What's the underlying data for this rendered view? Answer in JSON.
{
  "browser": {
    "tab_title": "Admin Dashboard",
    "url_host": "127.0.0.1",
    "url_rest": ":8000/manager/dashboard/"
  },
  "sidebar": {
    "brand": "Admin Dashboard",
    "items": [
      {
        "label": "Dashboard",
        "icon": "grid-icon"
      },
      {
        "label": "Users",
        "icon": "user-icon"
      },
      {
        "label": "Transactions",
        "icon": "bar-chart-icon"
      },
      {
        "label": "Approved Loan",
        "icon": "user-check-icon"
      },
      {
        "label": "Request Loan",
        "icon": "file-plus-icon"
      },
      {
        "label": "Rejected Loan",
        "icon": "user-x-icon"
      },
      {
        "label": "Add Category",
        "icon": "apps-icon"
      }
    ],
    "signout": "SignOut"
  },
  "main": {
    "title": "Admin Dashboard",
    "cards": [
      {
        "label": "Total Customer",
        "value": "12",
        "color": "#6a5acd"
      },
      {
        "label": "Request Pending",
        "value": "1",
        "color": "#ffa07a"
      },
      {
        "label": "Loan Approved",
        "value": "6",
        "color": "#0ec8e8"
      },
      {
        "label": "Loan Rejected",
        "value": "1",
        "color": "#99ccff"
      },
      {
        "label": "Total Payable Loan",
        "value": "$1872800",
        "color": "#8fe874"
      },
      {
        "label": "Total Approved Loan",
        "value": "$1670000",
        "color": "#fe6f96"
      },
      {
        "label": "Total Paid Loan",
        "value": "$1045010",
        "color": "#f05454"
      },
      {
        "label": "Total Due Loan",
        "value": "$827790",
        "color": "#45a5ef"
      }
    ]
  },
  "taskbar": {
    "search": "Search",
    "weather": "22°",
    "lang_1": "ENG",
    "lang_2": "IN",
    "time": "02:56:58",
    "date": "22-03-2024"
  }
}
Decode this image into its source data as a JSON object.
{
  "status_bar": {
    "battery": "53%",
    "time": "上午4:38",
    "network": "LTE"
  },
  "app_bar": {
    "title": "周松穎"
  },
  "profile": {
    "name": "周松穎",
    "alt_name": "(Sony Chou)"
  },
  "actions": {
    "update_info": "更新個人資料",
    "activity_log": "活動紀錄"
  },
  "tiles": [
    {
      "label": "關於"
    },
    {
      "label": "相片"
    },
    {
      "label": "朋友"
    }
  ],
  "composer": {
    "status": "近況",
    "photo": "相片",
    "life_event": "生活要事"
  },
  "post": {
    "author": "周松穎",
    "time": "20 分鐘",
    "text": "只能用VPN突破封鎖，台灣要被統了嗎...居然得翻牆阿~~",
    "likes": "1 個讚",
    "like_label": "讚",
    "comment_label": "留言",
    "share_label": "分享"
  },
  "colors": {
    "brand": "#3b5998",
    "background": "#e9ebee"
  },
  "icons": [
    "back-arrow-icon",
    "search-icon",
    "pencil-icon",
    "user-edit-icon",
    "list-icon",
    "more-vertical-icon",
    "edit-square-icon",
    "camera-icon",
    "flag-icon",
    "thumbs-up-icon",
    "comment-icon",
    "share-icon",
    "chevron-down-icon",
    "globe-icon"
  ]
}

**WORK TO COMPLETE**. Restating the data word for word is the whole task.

**SOLUTION TO THE PROBLEM**.
What's the underlying data for this rendered view? Answer in JSON.
{
  "browser": {
    "tab_title": "Admin Dashboard",
    "url_host": "127.0.0.1",
    "url_rest": ":8000/manager/dashboard/"
  },
  "sidebar": {
    "brand": "Admin Dashboard",
    "items": [
      {
        "label": "Dashboard",
        "icon": "grid-icon"
      },
      {
        "label": "Users",
        "icon": "user-icon"
      },
      {
        "label": "Transactions",
        "icon": "bar-chart-icon"
      },
      {
        "label": "Approved Loan",
        "icon": "user-check-icon"
      },
      {
        "label": "Request Loan",
        "icon": "file-plus-icon"
      },
      {
        "label": "Rejected Loan",
        "icon": "user-x-icon"
      },
      {
        "label": "Add Category",
        "icon": "apps-icon"
      }
    ],
    "signout": "SignOut"
  },
  "main": {
    "title": "Admin Dashboard",
    "cards": [
      {
        "label": "Total Customer",
        "value": "12",
        "color": "#6a5acd"
      },
      {
        "label": "Request Pending",
        "value": "1",
        "color": "#ffa07a"
      },
      {
        "label": "Loan Approved",
        "value": "6",
        "color": "#0ec8e8"
      },
      {
        "label": "Loan Rejected",
        "value": "1",
        "color": "#99ccff"
      },
      {
        "label": "Total Payable Loan",
        "value": "$1872800",
        "color": "#8fe874"
      },
      {
        "label": "Total Approved Loan",
        "value": "$1670000",
        "color": "#fe6f96"
      },
      {
        "label": "Total Paid Loan",
        "value": "$1045010",
        "color": "#f05454"
      },
      {
        "label": "Total Due Loan",
        "value": "$827790",
        "color": "#45a5ef"
      }
    ]
  },
  "taskbar": {
    "search": "Search",
    "weather": "22°",
    "lang_1": "ENG",
    "lang_2": "IN",
    "time": "02:56:58",
    "date": "22-03-2024"
  }
}
Decode this image into its source data as a JSON object.
{
  "status_bar": {
    "battery": "53%",
    "time": "上午4:38",
    "network": "LTE"
  },
  "app_bar": {
    "title": "周松穎"
  },
  "profile": {
    "name": "周松穎",
    "alt_name": "(Sony Chou)"
  },
  "actions": {
    "update_info": "更新個人資料",
    "activity_log": "活動紀錄"
  },
  "tiles": [
    {
      "label": "關於"
    },
    {
      "label": "相片"
    },
    {
      "label": "朋友"
    }
  ],
  "composer": {
    "status": "近況",
    "photo": "相片",
    "life_event": "生活要事"
  },
  "post": {
    "author": "周松穎",
    "time": "20 分鐘",
    "text": "只能用VPN突破封鎖，台灣要被統了嗎...居然得翻牆阿~~",
    "likes": "1 個讚",
    "like_label": "讚",
    "comment_label": "留言",
    "share_label": "分享"
  },
  "colors": {
    "brand": "#3b5998",
    "background": "#e9ebee"
  },
  "icons": [
    "back-arrow-icon",
    "search-icon",
    "pencil-icon",
    "user-edit-icon",
    "list-icon",
    "more-vertical-icon",
    "edit-square-icon",
    "camera-icon",
    "flag-icon",
    "thumbs-up-icon",
    "comment-icon",
    "share-icon",
    "chevron-down-icon",
    "globe-icon"
  ]
}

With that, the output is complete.